Of course all this hinges on legalizing casino gambling in some capacity in Texas. At least two of the four gubernatorial candidates are fully behind the idea — Kinky Friedman, and Carole Keeton Strayhorn (who understands Texas’ financial issues plenty well). But that’s not enough … so this is as good a time as any to remind you to make your contributions to the Texas Poker PAC (of which, full disclosure, in case you forgot, I am on its board).

Click below to see the comments left on The Dallas Morning News website about the article … and you’ll get a better sense of the fight ahead.


Re: How a thought becomes a law

by , Jun 26, 2006 | 6:14 pm

Lavigne in Austin writes in about the state of poker movements in Austin and elsewhere:

Re: How a thought becomes a law

Nice post. Thanks for the props. It is important that we keep giving the media clear messaging regarding poker and the fight to regulate it. They are all too willing to lump us in with the rest of the gambling talk.

I can tell you from my discussions with legislators and lobbyists pushing for various levels of gambling that we need to make sure that poker is kept separate. the only way we get decent poker in texas is through it being held in a separate class or, we allow full on casinos. I don’t think we are close to getting casinos, so for the time being we have to work on getting just poker rooms.

the fight will not just be as to whether or not we get poker, but who gets to run the rooms.
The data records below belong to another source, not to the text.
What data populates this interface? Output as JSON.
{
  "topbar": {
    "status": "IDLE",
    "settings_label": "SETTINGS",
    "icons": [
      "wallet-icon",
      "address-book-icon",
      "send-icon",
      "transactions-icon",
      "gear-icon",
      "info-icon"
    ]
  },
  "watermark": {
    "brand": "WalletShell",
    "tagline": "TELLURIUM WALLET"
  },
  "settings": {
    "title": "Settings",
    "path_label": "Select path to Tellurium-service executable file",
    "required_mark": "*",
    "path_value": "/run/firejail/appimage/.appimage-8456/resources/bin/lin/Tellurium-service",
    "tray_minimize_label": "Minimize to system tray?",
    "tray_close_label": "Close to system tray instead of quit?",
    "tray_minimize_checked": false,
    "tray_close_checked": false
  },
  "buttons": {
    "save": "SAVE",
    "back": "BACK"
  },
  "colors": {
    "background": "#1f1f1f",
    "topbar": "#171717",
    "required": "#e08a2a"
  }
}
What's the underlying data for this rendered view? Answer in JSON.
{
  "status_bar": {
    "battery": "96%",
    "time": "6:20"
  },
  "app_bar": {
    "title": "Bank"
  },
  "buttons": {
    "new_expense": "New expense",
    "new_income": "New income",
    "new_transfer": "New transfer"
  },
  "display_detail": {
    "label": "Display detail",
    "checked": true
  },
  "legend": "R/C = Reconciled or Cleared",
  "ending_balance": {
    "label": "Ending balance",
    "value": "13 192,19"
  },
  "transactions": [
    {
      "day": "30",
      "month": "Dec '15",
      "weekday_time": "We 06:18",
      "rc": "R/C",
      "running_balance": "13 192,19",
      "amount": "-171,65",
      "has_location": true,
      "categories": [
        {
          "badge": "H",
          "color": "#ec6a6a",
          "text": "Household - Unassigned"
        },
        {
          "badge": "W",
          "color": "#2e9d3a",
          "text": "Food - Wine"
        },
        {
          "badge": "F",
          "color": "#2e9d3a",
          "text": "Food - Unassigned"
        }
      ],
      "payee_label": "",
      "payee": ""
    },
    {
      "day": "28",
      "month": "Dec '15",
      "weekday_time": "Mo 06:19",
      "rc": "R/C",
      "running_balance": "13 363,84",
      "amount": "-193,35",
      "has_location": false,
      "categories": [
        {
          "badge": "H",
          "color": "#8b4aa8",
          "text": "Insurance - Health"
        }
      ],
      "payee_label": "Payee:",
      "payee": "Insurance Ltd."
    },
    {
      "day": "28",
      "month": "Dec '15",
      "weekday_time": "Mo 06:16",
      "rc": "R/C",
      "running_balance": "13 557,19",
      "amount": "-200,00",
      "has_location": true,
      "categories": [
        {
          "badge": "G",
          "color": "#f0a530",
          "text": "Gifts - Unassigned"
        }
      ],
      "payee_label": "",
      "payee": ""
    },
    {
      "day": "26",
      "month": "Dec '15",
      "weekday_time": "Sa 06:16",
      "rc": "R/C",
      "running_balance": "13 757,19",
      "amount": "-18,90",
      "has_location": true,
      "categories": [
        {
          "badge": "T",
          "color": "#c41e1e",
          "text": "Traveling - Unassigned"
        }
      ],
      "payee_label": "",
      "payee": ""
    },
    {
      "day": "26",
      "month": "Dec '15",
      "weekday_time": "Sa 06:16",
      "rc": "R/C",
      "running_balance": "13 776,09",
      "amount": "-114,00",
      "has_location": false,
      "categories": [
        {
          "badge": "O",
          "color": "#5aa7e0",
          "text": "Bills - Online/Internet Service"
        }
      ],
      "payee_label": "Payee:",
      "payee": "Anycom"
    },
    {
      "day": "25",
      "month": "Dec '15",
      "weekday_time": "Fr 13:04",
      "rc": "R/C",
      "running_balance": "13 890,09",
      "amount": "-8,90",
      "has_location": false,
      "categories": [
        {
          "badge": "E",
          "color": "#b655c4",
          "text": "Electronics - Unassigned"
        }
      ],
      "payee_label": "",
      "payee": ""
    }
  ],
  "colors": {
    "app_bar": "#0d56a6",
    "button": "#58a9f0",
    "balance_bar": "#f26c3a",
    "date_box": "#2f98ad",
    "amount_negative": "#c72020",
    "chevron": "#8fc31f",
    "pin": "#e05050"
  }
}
Are bars allowed to have tables? who can hold charity tournaments? do we put tables in bingo halls? racetracks? or can we get separate rooms? if we get separate rooms, who will be eligeable to get licensed as operators, distributors of poker equipment etc…?

these are just a few of the questions that are being discussed right now. we need to have the full participation of the rooms or those who want to operate rooms.
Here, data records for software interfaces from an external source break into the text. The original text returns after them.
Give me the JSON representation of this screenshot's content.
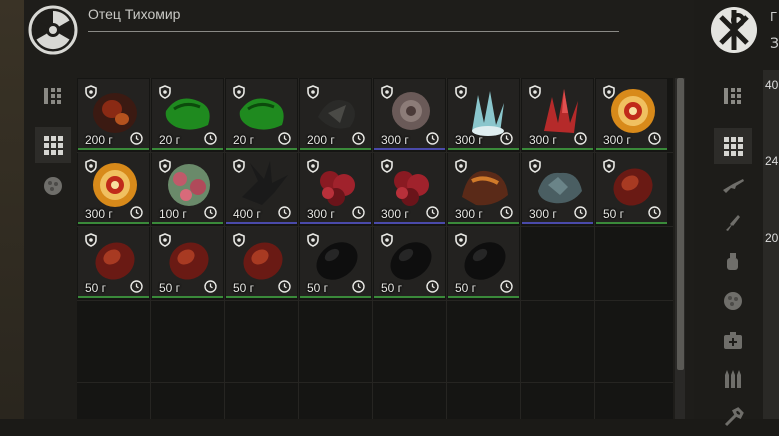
{
  "trader": {
    "name": "Отец Тихомир",
    "logo_icon": "radiation-icon"
  },
  "right_panel": {
    "logo_icon": "chi-rho-icon",
    "values": [
      "40",
      "24",
      "20"
    ],
    "letters": [
      "Г",
      "З"
    ]
  },
  "tabs": [
    "sort-list-icon",
    "grid-view-icon",
    "artifact-category-icon"
  ],
  "right_tabs": [
    "sort-list-icon",
    "grid-view-icon",
    "rifle-icon",
    "knife-icon",
    "grenade-icon",
    "artifact-icon",
    "medkit-icon",
    "ammo-icon",
    "tools-icon"
  ],
  "items": [
    {
      "price": "200 г",
      "kind": "dark-red",
      "border": "#3a8a3a"
    },
    {
      "price": "20 г",
      "kind": "green",
      "border": "#3a8a3a"
    },
    {
      "price": "20 г",
      "kind": "green",
      "border": "#3a8a3a"
    },
    {
      "price": "200 г",
      "kind": "dark",
      "border": "#3a8a3a"
    },
    {
      "price": "300 г",
      "kind": "grey-rose",
      "border": "#4a4aaa"
    },
    {
      "price": "300 г",
      "kind": "crystal-cyan",
      "border": "#3a8a3a"
    },
    {
      "price": "300 г",
      "kind": "crystal-red",
      "border": "#3a8a3a"
    },
    {
      "price": "300 г",
      "kind": "swirl",
      "border": "#3a8a3a"
    },
    {
      "price": "300 г",
      "kind": "swirl",
      "border": "#3a8a3a"
    },
    {
      "price": "100 г",
      "kind": "pink-green",
      "border": "#3a8a3a"
    },
    {
      "price": "400 г",
      "kind": "dark-spike",
      "border": "#4a4aaa"
    },
    {
      "price": "300 г",
      "kind": "red-cluster",
      "border": "#4a4aaa"
    },
    {
      "price": "300 г",
      "kind": "red-cluster",
      "border": "#4a4aaa"
    },
    {
      "price": "300 г",
      "kind": "brown-rock",
      "border": "#3a8a3a"
    },
    {
      "price": "300 г",
      "kind": "teal-rock",
      "border": "#4a4aaa"
    },
    {
      "price": "50 г",
      "kind": "red-egg",
      "border": "#3a8a3a"
    },
    {
      "price": "50 г",
      "kind": "red-egg",
      "border": "#3a8a3a"
    },
    {
      "price": "50 г",
      "kind": "red-egg",
      "border": "#3a8a3a"
    },
    {
      "price": "50 г",
      "kind": "red-egg",
      "border": "#3a8a3a"
    },
    {
      "price": "50 г",
      "kind": "black-egg",
      "border": "#3a8a3a"
    },
    {
      "price": "50 г",
      "kind": "black-egg",
      "border": "#3a8a3a"
    },
    {
      "price": "50 г",
      "kind": "black-egg",
      "border": "#3a8a3a"
    }
  ]
}
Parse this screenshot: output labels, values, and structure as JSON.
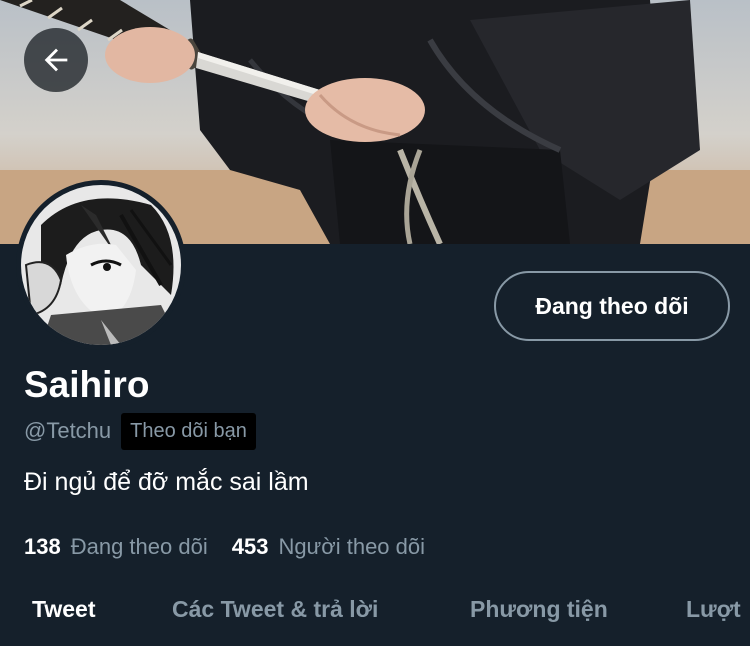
{
  "profile": {
    "display_name": "Saihiro",
    "handle": "@Tetchu",
    "follows_you_badge": "Theo dõi bạn",
    "bio": "Đi ngủ để đỡ mắc sai lầm",
    "follow_button_label": "Đang theo dõi"
  },
  "stats": {
    "following_count": "138",
    "following_label": "Đang theo dõi",
    "followers_count": "453",
    "followers_label": "Người theo dõi"
  },
  "tabs": [
    {
      "label": "Tweet",
      "active": true
    },
    {
      "label": "Các Tweet & trả lời",
      "active": false
    },
    {
      "label": "Phương tiện",
      "active": false
    },
    {
      "label": "Lượt",
      "active": false
    }
  ],
  "icons": {
    "back": "arrow-left-icon"
  },
  "colors": {
    "background": "#15202b",
    "secondary_text": "#8899a6",
    "primary_text": "#ffffff",
    "button_border": "#8899a6"
  }
}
Here in Austin a group called the Texas Card Player Association has formed. Several of these guys want to run rooms and are also interested in protecting the integrity of the game (avoiding a fiasco like FL).

I am on the TCPA board now as well. These guys are putting their $$ where their mouths are too. they make regular contributions to keep the organization going and are working hand in hand with the Poker PAC.

Dallas rooms should get on board now and help guide this movement. I know they have a lot historical and practical knowledge about running a good room that could be used to write good law.

Thanks for keeping the fight up in Dallas.


Thank you, Lavigne. And I, too, know a thing or two about the media … and these will be some of the decisions players face in the coming weeks/months … how big of a fight do they want to pick? While law and media perception go hand-in-hand, they are often two very different things.

How a Thought Becomes a Law

by , | 12:39 pm

And with proper discourse, so the wheels begin to turn … check out the Bud Kennedy column in the Fort Worth Star-Telegram about the prospects for more-legal gambling in Texas.

As I started reading, I began to grumble a bit … it didn’t seem like poker was being separated from slot machines in the discussion. But thankfully (you’ll see about halfway down the story) Lavigne in Austin steps up to bring the possibility of small, non-Harrah’s poker rooms into the equation.

I know a lot of poker rooms around town fear that legalized poker would actually put them out of business … but that’s not necessarily true. Future gambling bills are just starting to be written. The Texas Poker PAC is already aware of these concerns, and is working with the bill-writers (and other political entities) to address them accordingly in any future legislation. Local poker rooms (particularly the good ones) really should be making some regular contributions. It’s in their own selfish interest. And beyond that, $500 a month would go a long way toward looking out for the long-term interests of their players.